A report from the Associated Press makes that decision even more questionable: according to schedule documents the AP secured under the Freedom of Information Act, EPA chief Scott Pruitt took a private meeting with Andrew Liveris, the CEO of Dow Chemical, shortly before deciding to go against his own agency’s recommendation in refusing to ban chlorpyrifos.
In June of 2016, the EPA, then under the control of Obama nominee Gina McCarthy, performed an extensive assessment of chlorpyrifos, an insecticide that essentially shuts down the organs of insect pests.
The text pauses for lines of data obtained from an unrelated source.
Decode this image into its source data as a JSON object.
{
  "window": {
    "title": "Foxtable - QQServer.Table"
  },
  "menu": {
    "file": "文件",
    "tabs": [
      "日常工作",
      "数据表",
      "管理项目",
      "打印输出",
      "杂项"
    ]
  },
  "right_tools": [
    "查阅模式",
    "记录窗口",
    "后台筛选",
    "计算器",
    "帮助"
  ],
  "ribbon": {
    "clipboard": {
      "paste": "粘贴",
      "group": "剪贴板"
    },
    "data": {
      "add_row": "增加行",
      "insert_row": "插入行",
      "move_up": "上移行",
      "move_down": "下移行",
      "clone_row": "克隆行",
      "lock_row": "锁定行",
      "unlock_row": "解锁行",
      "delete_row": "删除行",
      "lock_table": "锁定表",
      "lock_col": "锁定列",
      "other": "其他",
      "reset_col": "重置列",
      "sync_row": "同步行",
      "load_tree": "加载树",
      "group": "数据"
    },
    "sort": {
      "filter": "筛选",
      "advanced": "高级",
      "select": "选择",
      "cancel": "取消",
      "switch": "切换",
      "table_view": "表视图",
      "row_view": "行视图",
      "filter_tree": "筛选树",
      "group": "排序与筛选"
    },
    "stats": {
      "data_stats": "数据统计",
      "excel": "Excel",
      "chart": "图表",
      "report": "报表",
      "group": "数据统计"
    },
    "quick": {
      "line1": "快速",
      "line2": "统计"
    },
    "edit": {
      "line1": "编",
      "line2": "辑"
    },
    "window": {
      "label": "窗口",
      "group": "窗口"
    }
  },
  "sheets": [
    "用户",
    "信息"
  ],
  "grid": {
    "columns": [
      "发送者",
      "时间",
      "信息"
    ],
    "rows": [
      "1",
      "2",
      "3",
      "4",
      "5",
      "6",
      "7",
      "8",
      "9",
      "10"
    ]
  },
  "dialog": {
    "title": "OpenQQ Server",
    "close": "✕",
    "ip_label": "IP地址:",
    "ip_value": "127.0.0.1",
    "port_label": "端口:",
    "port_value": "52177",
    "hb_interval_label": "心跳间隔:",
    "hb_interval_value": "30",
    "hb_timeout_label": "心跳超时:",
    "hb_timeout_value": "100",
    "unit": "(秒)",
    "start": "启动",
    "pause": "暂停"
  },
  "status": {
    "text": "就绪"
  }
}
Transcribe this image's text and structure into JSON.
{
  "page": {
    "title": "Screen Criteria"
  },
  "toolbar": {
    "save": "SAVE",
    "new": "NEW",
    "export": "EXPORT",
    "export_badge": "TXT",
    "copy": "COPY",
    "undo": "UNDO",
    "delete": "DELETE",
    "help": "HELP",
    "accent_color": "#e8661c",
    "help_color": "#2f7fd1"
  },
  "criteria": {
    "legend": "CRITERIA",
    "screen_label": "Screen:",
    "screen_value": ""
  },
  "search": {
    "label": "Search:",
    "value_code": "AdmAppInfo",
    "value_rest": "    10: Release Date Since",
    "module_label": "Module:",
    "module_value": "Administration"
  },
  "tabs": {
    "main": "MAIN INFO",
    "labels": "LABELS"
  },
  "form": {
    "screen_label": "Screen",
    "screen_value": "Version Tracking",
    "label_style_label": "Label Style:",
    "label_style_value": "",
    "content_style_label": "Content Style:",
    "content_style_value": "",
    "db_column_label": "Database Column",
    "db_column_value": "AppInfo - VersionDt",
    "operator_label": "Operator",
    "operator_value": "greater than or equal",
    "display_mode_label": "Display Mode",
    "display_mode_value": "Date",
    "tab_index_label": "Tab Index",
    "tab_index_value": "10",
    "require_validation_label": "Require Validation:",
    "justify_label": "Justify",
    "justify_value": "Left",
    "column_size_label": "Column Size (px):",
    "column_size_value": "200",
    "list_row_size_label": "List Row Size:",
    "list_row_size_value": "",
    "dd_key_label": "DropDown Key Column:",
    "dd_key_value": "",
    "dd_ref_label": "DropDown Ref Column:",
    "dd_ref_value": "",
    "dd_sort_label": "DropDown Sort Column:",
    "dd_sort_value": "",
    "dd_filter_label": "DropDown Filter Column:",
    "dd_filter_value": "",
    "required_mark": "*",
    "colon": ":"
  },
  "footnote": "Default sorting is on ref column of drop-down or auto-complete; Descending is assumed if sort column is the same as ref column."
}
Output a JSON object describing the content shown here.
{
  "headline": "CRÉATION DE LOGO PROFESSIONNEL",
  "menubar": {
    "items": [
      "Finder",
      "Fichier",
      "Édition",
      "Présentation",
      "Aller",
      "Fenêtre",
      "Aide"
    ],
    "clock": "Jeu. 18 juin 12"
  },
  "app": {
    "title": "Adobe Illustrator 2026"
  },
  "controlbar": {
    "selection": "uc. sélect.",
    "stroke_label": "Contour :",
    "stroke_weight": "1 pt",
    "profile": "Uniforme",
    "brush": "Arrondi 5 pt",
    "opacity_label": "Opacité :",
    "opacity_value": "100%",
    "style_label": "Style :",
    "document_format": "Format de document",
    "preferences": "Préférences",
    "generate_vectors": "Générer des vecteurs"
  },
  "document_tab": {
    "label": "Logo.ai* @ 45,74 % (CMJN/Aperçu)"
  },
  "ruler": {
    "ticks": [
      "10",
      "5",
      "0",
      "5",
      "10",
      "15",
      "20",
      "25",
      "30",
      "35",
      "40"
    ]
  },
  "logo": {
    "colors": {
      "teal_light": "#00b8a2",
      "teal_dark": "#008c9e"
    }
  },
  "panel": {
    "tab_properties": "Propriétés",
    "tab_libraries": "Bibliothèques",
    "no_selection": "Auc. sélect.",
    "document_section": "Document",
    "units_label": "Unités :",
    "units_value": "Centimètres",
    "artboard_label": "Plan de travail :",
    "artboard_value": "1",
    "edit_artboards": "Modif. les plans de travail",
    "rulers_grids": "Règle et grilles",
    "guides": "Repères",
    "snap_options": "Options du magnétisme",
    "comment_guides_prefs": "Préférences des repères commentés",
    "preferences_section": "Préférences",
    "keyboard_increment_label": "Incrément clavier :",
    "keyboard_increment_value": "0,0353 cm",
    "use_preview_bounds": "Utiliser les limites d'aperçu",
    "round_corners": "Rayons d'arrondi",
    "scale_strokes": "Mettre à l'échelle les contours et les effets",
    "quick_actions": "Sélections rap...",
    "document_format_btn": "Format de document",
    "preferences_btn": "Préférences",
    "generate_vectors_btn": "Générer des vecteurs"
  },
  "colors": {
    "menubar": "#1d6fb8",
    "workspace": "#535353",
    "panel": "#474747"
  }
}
That assessment found that chlorpyrifos as it is currently used is unsafe; it is found in dangerously high levels in drinking water, and it can affect both farmworkers and children in dangerous ways. (Though it wasn’t the subject of that study, chlorpyrifos is likely to have damaging effects on the environment as well.)
After taking control of the EPA, one of Scott Pruitt’s first major moves was to ignore the study done by the EPA – again, this is a chief of a governmental organization ignoring the findings of the very organization he runs – claiming that the study’s methodology was flawed. When asked if he could provide a single peer-reviewed study citing the safety of chlorpyrifos, Pruitt said simply said that the decision was based on “interagency dialogue,” and continues to cite the largely industry-backed forces decrying the EPA’s study. Today, the pesticide remains legal and widely used.
The Associated Press reports that Pruitt met privately with Liveris only 20 days before releasing his official statement choosing not to ban chlorpyrifos. An EPA spokesperson told the AP that the men met briefly but did not discuss chlorpyrifos.
The connection between Dow Chemical and the Trump administration is not secret, or even, to be honest, subtle; Liveris was present at a Trump signing of a deregulation bill in late February (as were representatives from Lockheed Martin, Johnson & Johnson, and Campbell’s).
Dow has extensive lobbying power in Washington, having spent about $13.6 million in 2016, not including a million-dollar check to underwrite Trump’s inaugural party. (Donating to an inauguration is an easy way to avoid limits on donations; deciding how much money a person or entity can give to an inauguration is left up to the president.)
This new report adds to the mounting pile of evidence of just how intertwined the Trump organization is with corporations.